*Task requirements:* Where does the word "JSON" show up in the data? Please find each such line and copy it.

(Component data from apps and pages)

Content starts

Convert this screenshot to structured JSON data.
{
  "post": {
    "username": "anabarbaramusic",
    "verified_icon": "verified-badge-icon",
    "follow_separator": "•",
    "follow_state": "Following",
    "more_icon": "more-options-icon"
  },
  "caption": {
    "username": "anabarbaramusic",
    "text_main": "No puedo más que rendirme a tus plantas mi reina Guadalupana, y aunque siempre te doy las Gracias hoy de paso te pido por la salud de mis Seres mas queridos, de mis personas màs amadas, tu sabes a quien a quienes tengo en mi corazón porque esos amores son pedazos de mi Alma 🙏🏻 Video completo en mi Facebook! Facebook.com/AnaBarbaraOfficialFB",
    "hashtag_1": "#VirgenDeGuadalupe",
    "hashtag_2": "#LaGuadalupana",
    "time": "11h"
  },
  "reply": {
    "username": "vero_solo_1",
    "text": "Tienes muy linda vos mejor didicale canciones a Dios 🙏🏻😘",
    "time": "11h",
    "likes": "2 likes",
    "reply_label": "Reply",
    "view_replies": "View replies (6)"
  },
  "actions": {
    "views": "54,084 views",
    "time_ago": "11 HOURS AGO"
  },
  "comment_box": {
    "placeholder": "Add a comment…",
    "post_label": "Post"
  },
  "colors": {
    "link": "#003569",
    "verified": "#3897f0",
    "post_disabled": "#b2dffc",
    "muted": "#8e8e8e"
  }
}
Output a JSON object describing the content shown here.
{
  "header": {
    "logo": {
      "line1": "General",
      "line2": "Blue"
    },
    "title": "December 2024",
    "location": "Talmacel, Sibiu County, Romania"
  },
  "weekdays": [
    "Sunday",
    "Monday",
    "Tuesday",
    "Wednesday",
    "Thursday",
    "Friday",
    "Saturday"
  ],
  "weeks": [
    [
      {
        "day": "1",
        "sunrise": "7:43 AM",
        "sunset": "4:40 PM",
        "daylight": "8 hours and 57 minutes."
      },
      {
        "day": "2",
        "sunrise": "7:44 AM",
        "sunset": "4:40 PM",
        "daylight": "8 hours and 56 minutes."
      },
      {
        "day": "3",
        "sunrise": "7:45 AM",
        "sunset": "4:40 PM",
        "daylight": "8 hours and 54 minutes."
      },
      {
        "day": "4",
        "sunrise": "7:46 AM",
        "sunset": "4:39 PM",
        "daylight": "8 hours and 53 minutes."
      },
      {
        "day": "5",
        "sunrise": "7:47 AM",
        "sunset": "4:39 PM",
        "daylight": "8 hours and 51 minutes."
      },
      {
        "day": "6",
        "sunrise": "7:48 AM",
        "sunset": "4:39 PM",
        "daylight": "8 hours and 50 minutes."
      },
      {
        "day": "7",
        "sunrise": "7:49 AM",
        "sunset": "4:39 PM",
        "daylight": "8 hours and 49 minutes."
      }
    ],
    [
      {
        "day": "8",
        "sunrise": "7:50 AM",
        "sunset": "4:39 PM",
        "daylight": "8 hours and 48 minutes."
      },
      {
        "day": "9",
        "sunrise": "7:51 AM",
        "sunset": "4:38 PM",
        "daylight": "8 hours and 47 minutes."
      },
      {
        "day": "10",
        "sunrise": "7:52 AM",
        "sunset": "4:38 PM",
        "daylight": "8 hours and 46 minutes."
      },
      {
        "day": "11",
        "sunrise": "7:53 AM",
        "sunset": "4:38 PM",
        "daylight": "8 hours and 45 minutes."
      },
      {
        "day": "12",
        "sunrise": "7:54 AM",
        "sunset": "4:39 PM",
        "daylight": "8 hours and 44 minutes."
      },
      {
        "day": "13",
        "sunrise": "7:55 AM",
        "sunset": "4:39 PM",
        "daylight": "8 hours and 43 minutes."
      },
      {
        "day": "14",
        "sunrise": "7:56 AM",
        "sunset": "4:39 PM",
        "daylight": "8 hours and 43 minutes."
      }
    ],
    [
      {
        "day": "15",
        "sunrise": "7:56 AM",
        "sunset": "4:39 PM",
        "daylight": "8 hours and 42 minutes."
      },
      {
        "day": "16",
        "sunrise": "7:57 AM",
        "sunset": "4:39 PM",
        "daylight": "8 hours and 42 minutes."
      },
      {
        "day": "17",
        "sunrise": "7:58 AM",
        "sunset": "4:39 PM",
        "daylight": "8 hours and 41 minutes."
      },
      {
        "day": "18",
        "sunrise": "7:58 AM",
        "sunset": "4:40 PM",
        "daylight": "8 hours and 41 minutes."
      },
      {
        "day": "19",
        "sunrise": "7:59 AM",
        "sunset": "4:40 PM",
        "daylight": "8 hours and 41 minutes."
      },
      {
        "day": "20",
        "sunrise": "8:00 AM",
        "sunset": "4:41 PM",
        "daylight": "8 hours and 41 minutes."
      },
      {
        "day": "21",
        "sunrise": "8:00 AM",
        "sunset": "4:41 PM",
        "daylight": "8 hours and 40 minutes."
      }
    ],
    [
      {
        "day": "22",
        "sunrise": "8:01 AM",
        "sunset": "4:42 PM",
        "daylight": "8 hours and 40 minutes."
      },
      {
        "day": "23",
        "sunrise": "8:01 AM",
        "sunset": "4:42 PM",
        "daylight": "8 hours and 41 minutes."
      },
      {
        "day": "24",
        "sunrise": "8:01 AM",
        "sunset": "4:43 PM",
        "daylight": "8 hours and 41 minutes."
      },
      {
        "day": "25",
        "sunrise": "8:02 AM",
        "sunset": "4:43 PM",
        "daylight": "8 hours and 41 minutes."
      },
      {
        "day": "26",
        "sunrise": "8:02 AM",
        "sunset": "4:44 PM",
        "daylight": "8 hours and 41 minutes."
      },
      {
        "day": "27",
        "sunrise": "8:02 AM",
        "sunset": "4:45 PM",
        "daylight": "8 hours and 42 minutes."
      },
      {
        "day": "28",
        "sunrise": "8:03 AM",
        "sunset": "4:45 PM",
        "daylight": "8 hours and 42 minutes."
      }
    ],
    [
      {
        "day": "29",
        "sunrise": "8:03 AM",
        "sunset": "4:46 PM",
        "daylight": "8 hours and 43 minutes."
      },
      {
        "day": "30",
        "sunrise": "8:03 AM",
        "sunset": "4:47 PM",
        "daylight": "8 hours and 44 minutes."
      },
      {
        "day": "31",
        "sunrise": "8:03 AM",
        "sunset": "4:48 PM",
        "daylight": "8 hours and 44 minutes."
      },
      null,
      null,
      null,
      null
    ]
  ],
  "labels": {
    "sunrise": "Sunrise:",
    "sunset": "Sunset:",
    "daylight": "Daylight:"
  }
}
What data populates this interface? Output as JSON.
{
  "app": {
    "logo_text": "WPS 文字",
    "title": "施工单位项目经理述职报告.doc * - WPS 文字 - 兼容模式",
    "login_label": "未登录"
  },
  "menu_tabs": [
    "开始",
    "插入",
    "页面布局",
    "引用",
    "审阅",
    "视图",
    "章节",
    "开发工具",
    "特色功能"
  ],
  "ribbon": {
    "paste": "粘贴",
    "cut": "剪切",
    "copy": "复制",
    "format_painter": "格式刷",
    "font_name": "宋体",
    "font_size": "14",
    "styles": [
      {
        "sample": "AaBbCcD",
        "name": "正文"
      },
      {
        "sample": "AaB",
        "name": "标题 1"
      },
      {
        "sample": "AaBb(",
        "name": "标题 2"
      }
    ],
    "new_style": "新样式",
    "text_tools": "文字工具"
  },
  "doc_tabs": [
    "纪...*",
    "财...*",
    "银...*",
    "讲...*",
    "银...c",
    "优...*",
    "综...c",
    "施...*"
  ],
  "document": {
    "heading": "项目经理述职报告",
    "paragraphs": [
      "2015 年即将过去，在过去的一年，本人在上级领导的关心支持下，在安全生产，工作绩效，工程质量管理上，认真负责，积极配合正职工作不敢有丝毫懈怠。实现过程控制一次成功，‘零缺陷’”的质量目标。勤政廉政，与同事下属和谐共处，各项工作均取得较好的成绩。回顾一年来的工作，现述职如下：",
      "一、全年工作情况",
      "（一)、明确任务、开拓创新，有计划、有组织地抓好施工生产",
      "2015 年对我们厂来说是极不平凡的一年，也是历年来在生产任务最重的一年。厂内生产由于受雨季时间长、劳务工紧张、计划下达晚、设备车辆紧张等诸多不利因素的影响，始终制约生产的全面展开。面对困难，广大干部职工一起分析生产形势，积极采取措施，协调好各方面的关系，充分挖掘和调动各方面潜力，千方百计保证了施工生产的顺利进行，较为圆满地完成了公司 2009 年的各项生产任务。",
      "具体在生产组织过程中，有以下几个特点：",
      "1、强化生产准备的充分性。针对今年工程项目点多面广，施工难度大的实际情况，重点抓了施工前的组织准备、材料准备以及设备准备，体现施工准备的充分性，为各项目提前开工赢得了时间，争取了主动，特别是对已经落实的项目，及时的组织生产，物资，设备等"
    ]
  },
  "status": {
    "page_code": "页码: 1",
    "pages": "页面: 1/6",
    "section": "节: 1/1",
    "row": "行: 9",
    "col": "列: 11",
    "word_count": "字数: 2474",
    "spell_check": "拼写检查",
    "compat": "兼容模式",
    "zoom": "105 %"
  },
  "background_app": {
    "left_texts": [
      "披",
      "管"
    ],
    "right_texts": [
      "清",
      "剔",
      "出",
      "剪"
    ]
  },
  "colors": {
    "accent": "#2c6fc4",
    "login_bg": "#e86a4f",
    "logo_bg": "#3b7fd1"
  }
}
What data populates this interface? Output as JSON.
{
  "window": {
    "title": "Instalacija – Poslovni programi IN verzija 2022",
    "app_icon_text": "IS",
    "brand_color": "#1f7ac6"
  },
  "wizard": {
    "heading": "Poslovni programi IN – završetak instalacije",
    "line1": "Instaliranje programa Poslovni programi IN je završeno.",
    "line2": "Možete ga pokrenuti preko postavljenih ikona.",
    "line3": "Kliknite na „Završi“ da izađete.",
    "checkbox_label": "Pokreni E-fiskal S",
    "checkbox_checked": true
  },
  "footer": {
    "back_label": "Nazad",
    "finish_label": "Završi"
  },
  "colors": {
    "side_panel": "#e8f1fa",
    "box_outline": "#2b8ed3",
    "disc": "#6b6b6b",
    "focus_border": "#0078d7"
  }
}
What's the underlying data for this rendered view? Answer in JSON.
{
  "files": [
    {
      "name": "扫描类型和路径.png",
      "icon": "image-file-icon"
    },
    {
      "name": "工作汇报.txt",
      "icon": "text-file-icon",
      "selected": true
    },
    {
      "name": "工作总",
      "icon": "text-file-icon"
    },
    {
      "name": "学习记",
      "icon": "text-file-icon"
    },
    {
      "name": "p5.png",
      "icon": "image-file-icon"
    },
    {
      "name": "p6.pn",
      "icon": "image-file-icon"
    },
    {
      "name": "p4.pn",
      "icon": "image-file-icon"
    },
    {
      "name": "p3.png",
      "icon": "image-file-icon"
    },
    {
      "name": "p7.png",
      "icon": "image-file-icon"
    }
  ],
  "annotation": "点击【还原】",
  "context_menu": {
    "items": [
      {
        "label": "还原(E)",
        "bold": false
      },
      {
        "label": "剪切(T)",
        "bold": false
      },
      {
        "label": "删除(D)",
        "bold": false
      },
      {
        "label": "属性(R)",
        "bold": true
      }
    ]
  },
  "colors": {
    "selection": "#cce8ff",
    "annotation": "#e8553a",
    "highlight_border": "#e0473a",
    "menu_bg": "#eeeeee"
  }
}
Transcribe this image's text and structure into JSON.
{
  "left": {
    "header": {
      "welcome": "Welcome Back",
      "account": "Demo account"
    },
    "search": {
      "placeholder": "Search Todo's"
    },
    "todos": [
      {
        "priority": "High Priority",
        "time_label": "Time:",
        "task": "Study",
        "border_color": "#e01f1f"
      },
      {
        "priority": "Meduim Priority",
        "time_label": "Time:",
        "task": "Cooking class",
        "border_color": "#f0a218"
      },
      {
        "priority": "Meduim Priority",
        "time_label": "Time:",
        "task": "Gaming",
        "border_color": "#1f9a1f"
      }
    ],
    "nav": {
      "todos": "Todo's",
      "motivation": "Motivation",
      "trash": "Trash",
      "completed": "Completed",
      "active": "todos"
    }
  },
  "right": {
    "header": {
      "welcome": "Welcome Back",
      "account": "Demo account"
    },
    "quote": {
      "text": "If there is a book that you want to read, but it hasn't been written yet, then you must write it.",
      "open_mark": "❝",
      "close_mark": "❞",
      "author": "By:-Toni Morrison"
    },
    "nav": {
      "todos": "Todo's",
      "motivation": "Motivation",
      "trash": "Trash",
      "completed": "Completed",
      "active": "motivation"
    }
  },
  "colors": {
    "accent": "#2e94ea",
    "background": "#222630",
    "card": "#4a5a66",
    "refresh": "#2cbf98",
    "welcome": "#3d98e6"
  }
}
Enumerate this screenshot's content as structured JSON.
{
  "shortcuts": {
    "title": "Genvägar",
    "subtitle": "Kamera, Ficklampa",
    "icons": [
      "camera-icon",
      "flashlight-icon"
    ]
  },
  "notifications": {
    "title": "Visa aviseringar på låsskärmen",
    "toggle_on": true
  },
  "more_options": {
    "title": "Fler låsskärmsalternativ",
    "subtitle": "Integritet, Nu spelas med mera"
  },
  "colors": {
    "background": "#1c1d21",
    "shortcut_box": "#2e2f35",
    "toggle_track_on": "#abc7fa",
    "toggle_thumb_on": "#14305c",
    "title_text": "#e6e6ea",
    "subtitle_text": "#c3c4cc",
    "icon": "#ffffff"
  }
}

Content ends

*Response:*
Convert this screenshot to structured JSON data.
Output a JSON object describing the content shown here.
What data populates this interface? Output as JSON.
What data populates this interface? Output as JSON.
What's the underlying data for this rendered view? Answer in JSON.
Transcribe this image's text and structure into JSON.
Enumerate this screenshot's content as structured JSON.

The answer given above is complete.